Five schools – Gordon Schools Huntly, Peterhead and Portlethen Academies in Aberdeenshire and Oldmachar and Kincorth Academies in Aberdeen - are taking part in the pilot with more schools anticipated to join next year. Ten pupils from each school will begin the programme - which will run alongside their schools studies - in September at the start of their 5th year. They have all been identified as having great potential and are currently “middle academic” achievers planning to sit 2-3 Highers in 5th year – at least one in a STEM subject.

Over the course of the two years the pupils will benefit from mentoring, motivational lectures and workshops with Partners in Business such as BP as well as a five-week paid internship. In many cases the Career Academy will particularly support youngsters from areas where there is limited family history of higher education, little awareness of career options or a limited network of support to help them achieve their goals.

Working within the Career Academy programme, participants will gain work experience and skills to better prepare them for their chosen career pathway. It will also help them make more informed choices about what they want to do when they graduate from the programme. The scheme is so successful that more than 85% of graduates either go to university – often the first in the family to do so – or directly into employment or work-based learning such as an apprenticeship or a school leaver scheme.

First introduced in London in 2002, Career Academies UK came to Central Scotland over two years ago and BP has been working with Career Academies UK and the two local authorities for the past six months to support, and provide seed funding for its introduction to the North East.

“None of what we do as a business-led charity is possible without the support of organisations like BP,” said Anne Wexelstein, Lead Manager for Career Academies UK in Scotland. “We are delighted to be supported by them in the North East and look forward to working with the industry from whom we have already had a very positive response and desire to be involved.”

Tim Smith, Vice President for Communications & External Affairs for BP commented, “Part of BP’s contribution to secondary education is to help raise the aspirations of young people and help them make informed choices about future career options. Career Academies UK does just that and has the potential to make a real difference to young people in the North East of Scotland.

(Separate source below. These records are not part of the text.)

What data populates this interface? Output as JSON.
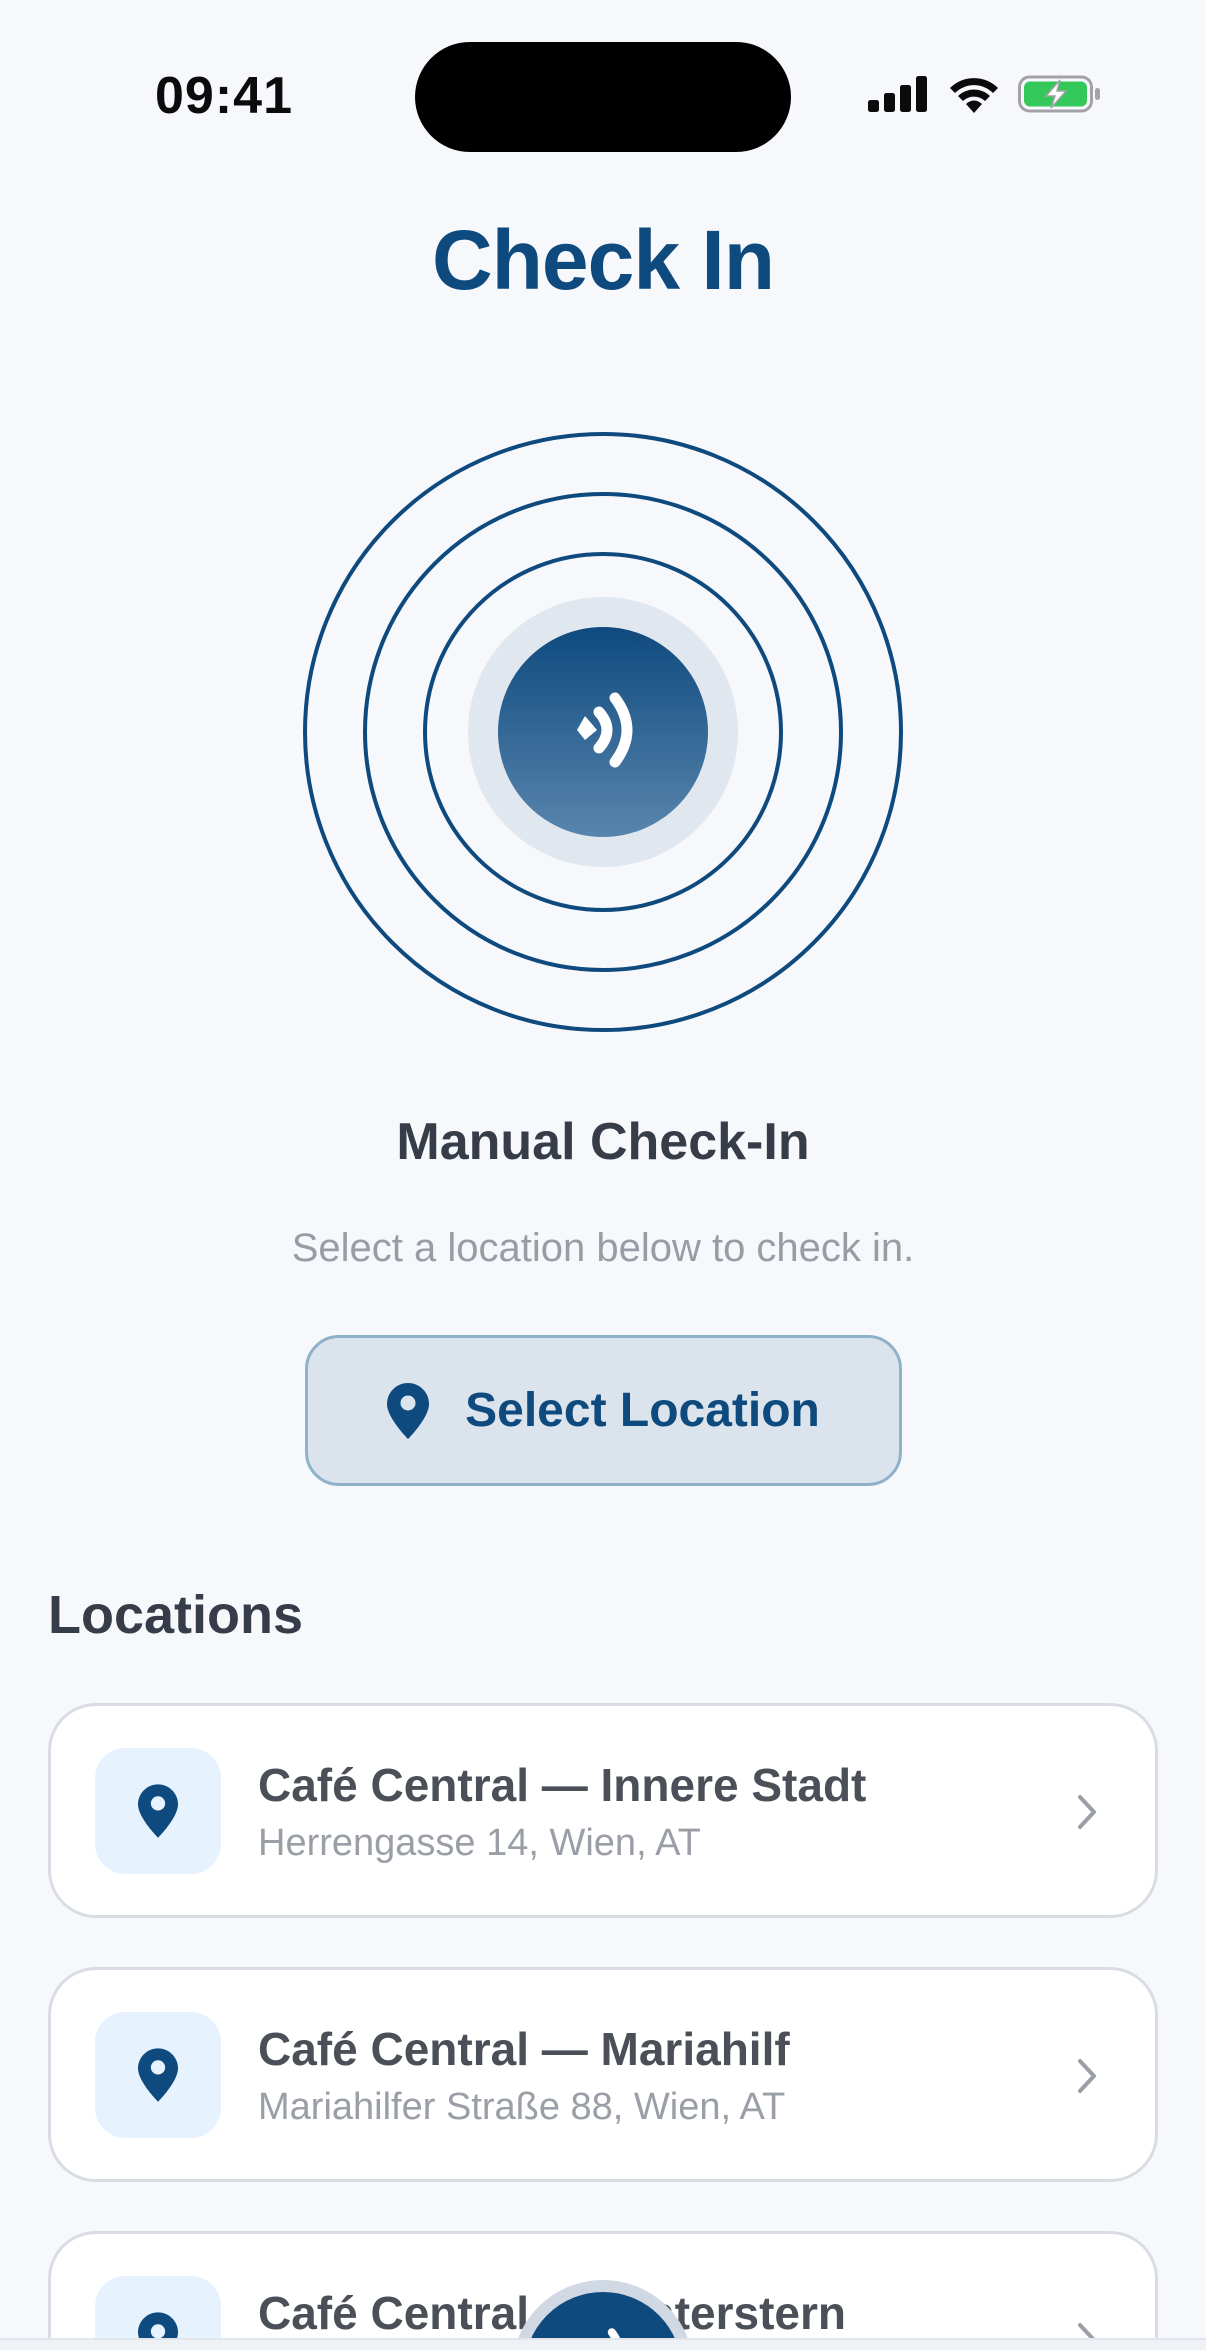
{
  "status_bar": {
    "time": "09:41",
    "icons": [
      "cellular-signal-icon",
      "wifi-icon",
      "battery-charging-icon"
    ]
  },
  "header": {
    "title": "Check In"
  },
  "scanner": {
    "icon": "nfc-contactless-icon"
  },
  "manual": {
    "heading": "Manual Check-In",
    "subtitle": "Select a location below to check in.",
    "button_label": "Select Location",
    "button_icon": "map-pin-icon"
  },
  "locations": {
    "heading": "Locations",
    "items": [
      {
        "name": "Café Central — Innere Stadt",
        "address": "Herrengasse 14, Wien, AT"
      },
      {
        "name": "Café Central — Mariahilf",
        "address": "Mariahilfer Straße 88, Wien, AT"
      },
      {
        "name": "Café Central — Praterstern",
        "address": ""
      }
    ]
  },
  "colors": {
    "primary": "#0f4a7e",
    "background": "#f6f8fb",
    "card": "#ffffff",
    "muted_text": "#989da5",
    "battery_green": "#34c759"
  }
}
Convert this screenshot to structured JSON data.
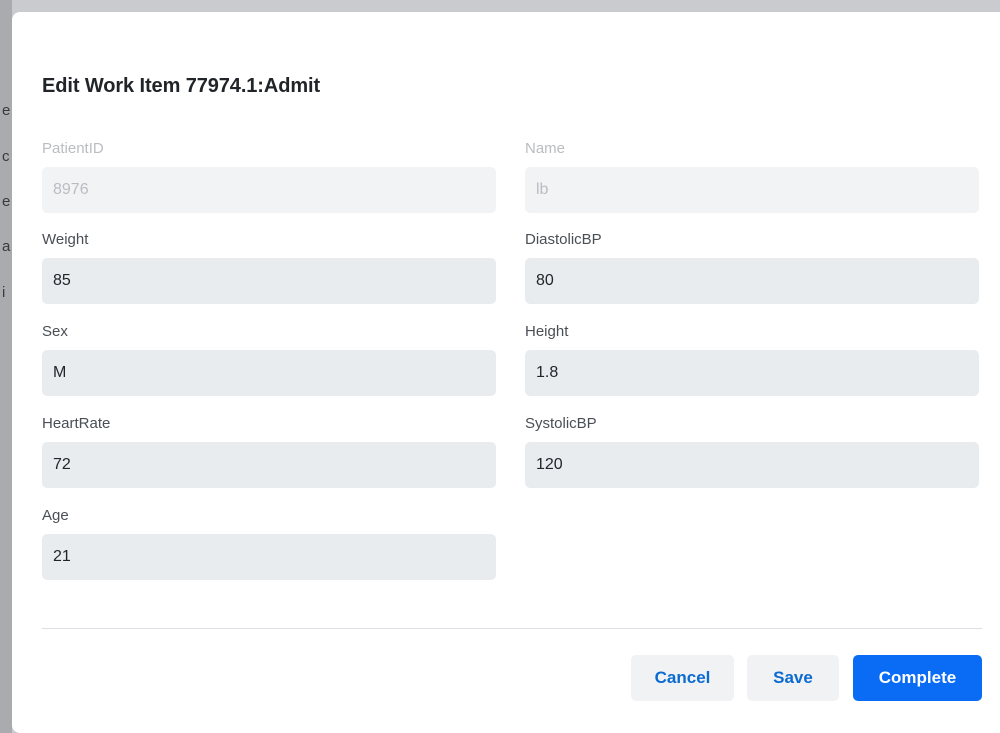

“We have been delighted at the amount of interest being shown in the programme both by the schools and our colleagues across the oil and gas industry. It is a real example of partnership working at its best and shows what can be achieved when the public, private and charitable sectors work together for the benefit of young people.”

Alec Carstairs, recently retired as senior partner at Ernst & Young, has just been appointed chair of the North East Career Academies Advisory Board. “I am very aware of the difficulties young people face in navigating their way into a career and also of the real challenges for business trying to find the right people,” he said. “This programme is all about partnerships between young people, schools and businesses and will help make things happen for young people who have strong aspirations. I look forward to making and supporting these partnerships in the future.”

Neil McLennan, Acting Service Manager at Aberdeen City Council said: “Career Academies complement a wide range of approaches to Enterprise Education in Aberdeen schools. Our aim is to prepare young people with the necessary skills and attributes for learning, life and work. In doing so, the support of the business community has been excellent. Businesses are engaged in traditional careers education and also mentoring, role modelling and helping students to see and benefit from skills pathways which lead to positive and sustained destinations in the world of work.”

“This ambitious partnership will enable young people to engage with exciting and motivating learning experiences in a real life business environment,” said Councillor Isobel Davidson, Chair of Aberdeenshire’s Education, Learning and Leisure Committee. Vice Chair, Councillor Ron McKail, said: “BP should be commended for setting up this vocational programme where young people can develop appropriate skills to enhance their employment prospects in an industry central to the economy of the North East.”